  • "A Glimpse of Texas Past" by Jeffery Robenalt
  • "Bob Bowman's East Texas" by Bob Bowman
  • "All Things Historical" by Archie P. McDonald & Bob Bowman
  • "Cannonball's Tales" by W. T. Block Jr.
  • "It's All Trew" by Delbert Trew
  • "Charley Eckhardt's Texas" by C. F. Eckhardt



  • TEXAS:

    TEXAS COUNTIES



    TEXAS REGIONS

  • Central Texas - North
  • Central Texas - South
  • East Texas
  • West Texas
  • South Texas
  • Texas Hill Country
  • Texas Panhandle
  • Texas Gulf Coast

    Texas Towns A - Z


    Texas Ghost Towns


    Texas Architecture


    Texas Topics


    Columns - History/Opinion

  • All Texas Towns :
    Gulf Gulf Coast East East Texas North Central North Central Woutn Central South Panhandle Panhandle
    South South Texas Hill Hill Country West West Texas Ghost Ghost Towns counties COUNTIES

    TEXAS ESCAPES CONTENTS
    HOME | TEXAS ESCAPES ONLINE MAGAZINE | SEARCH SITE
    TEXAS TOWNS A-Z | TEXAS GHOST TOWNS A-Z | TEXAS COUNTIES

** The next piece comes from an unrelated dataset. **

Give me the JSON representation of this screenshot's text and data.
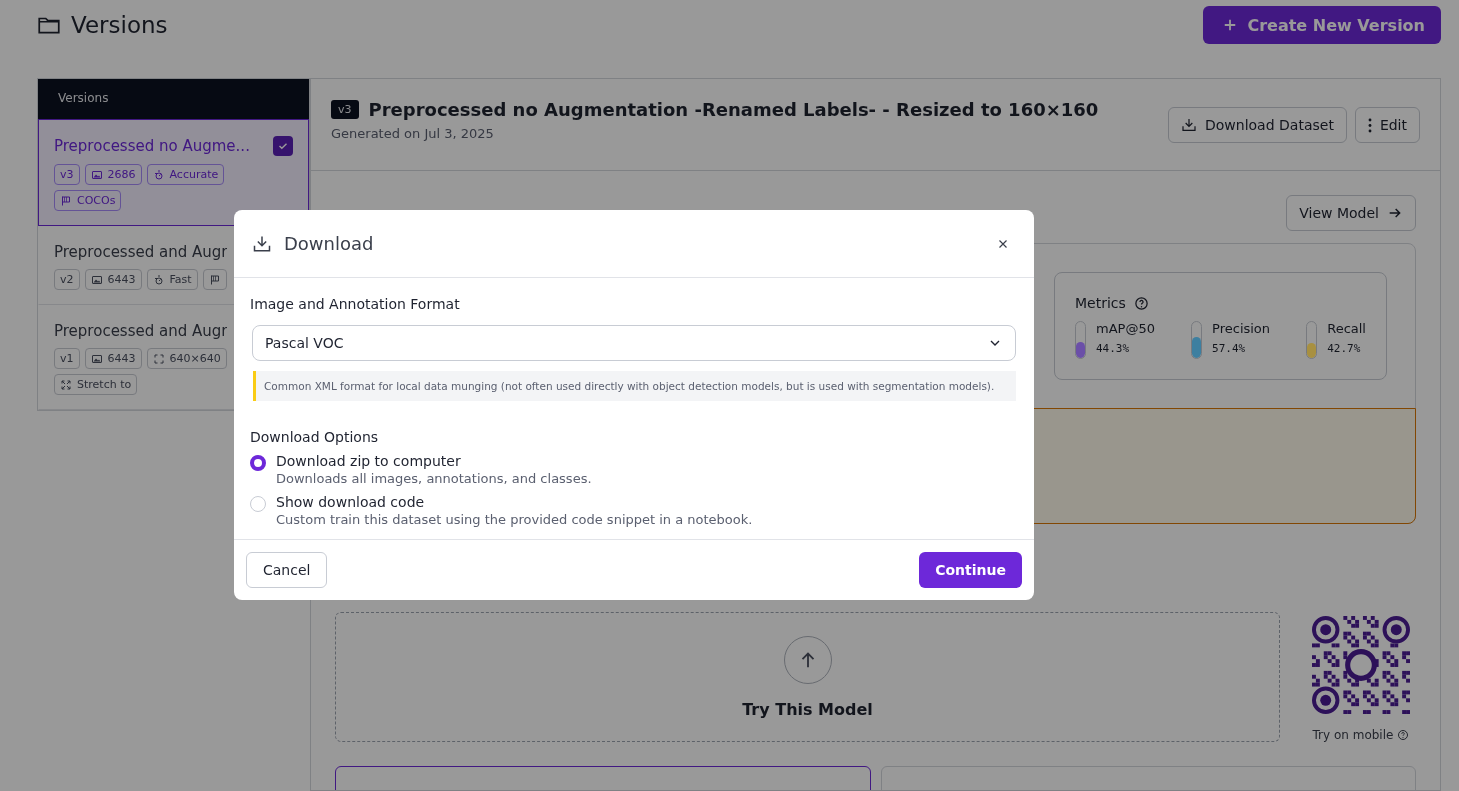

    Texas Hill Country | East Texas | Central Texas North | Central Texas South | West Texas | Texas Panhandle | South Texas | Texas Gulf Coast
    TRIPS | STATES PARKS | RIVERS | LAKES | DRIVES | FORTS | MAPS

    Texas Attractions
    TEXAS TOPICS
    People | Ghosts | Historic Trees | Cemeteries | Small Town Sagas | WWII | History | Texas Centennial | Black History | Art | Music | Animals | Books | Food
    COLUMNS : History, Humor, Topical and Opinion

    TEXAS ARCHITECTURE | IMAGES
    Courthouses | Jails | Churches | Gas Stations | Schoolhouses | Bridges | Theaters | Monuments/Statues | Depots | Water Towers | Post Offices | Grain Elevators | Lodges | Museums | Rooms with a Past | Gargoyles | Cornerstones | Pitted Dates | Stores | Banks | Drive-by Architecture | Signs | Ghost Signs | Old Neon | Murals | Then & Now
    Vintage Photos

    USA | MEXICO | HOTELS

    Privacy Statement | Disclaimer | Contributors | Staff | Contact TE
    Website Content Copyright Texas Escapes LLC. All Rights Reserved